Democratic presidential nominee Joe Biden said that if elected he will convene a bipartisan commission of constitutional scholars to examine judicial reforms, asserting there are “a number of alternatives” that go “well beyond” expanding the Supreme Court….

Since [Justice Ruth Bader] Ginsburg’s death, Biden’s response to queries about whether he supported packing the court has evolved from ignoring such questions to declaring he would explain his stance on the issue after the election and denying that voters have a right to know his thoughts before casting their ballots. He has since clarified that he is “not a fan” of court packing.

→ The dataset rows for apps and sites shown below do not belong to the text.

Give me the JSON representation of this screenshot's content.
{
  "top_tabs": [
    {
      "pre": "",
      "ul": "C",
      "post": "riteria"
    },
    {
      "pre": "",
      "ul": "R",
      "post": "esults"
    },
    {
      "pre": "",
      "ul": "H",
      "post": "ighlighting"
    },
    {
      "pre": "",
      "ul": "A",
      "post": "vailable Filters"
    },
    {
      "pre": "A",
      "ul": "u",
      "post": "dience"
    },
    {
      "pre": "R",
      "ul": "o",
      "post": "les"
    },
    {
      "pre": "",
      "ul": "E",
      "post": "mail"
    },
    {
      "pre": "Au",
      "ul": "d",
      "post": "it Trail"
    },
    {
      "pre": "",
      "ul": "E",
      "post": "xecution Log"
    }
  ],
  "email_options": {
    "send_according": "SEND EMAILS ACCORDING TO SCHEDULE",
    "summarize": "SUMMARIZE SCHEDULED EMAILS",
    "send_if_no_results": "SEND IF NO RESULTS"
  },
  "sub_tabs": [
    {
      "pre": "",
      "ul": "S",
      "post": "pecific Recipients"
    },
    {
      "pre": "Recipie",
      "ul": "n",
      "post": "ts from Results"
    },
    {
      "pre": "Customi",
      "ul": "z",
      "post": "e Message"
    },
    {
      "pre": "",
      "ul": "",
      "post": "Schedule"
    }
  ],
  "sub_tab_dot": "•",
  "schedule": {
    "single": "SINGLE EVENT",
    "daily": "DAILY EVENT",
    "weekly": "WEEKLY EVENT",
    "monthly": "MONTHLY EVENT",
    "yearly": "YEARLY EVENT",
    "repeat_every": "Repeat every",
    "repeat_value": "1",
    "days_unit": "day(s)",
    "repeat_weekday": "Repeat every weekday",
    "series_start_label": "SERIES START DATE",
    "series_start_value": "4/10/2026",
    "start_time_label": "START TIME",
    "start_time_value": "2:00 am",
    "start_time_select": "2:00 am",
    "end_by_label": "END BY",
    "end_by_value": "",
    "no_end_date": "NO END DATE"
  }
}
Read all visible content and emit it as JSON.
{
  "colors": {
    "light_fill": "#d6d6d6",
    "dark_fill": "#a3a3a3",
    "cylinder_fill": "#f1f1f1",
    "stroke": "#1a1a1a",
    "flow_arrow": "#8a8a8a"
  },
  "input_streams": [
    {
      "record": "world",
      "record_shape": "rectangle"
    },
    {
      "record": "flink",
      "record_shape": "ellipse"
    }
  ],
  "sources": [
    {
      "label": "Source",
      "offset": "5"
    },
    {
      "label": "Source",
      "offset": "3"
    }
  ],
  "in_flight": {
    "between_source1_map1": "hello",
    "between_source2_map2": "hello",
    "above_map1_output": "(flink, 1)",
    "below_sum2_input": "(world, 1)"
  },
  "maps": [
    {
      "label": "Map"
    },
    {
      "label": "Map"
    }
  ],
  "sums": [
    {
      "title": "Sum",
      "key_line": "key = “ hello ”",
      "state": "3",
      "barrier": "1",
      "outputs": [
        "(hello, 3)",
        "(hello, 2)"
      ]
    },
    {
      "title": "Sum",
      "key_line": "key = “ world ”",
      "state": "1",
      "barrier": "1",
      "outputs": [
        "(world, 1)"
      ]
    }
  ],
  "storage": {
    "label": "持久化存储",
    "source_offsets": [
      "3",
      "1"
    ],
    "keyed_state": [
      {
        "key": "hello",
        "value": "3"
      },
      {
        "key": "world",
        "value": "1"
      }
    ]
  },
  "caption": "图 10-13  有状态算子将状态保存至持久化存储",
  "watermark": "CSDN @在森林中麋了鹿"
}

Biden said that the commission would look into reforms “well beyond” adding seats to the Supreme Court:

Biden asserted in the interview, a clip of which was released Thursday morning ahead of his final debate with President Donald Trump, that his proposed commission is “not about court packing.” Pressed by O’Donnell whether the commission would study packing the court by adding more seats, Biden contended that it would not look solely at that issue.

“There’s a number of alternatives that are — go well beyond packing,” the former vice president said, though he conceded that liberals’ demands to pack the court are a “live ball.”

Some senators appeared not to be taken in:

Republicans were quick to balk at Biden’s suggestion, with Senate Judiciary Chairman Lindsey Graham (R-S.C.) calling his comments “gibberish” and proclaiming his proposal “makes zero sense to me constitutionally,” while painting Biden as subservient to the whims of the left.

Sen. Ted Cruz (R-Texas), in an interview on Fox Business, claimed Biden’s “objective is to go quote well beyond packing,” calling his answer “really chilling.”

I don’t know that Biden’s answers are gibberish, but they fall well short of telling us in plain language whether he is, or is not, going to attempt to add seats to the Court or to the courts of appeals (as Carter did) or both.  The issue of court packing has been around at least since FDR, and someone who’s been in public life as long as Biden (including a long stint as Chairman of the Senate Judiciary Committee) should know his own views by now.

I suspect what’s going on is that Biden favors court packing, at a minimum to placate the growing radical element in his party, but doesn’t want to say so before the election, because he’s read the polls finding that packing is not popular with the public.

So much for candor.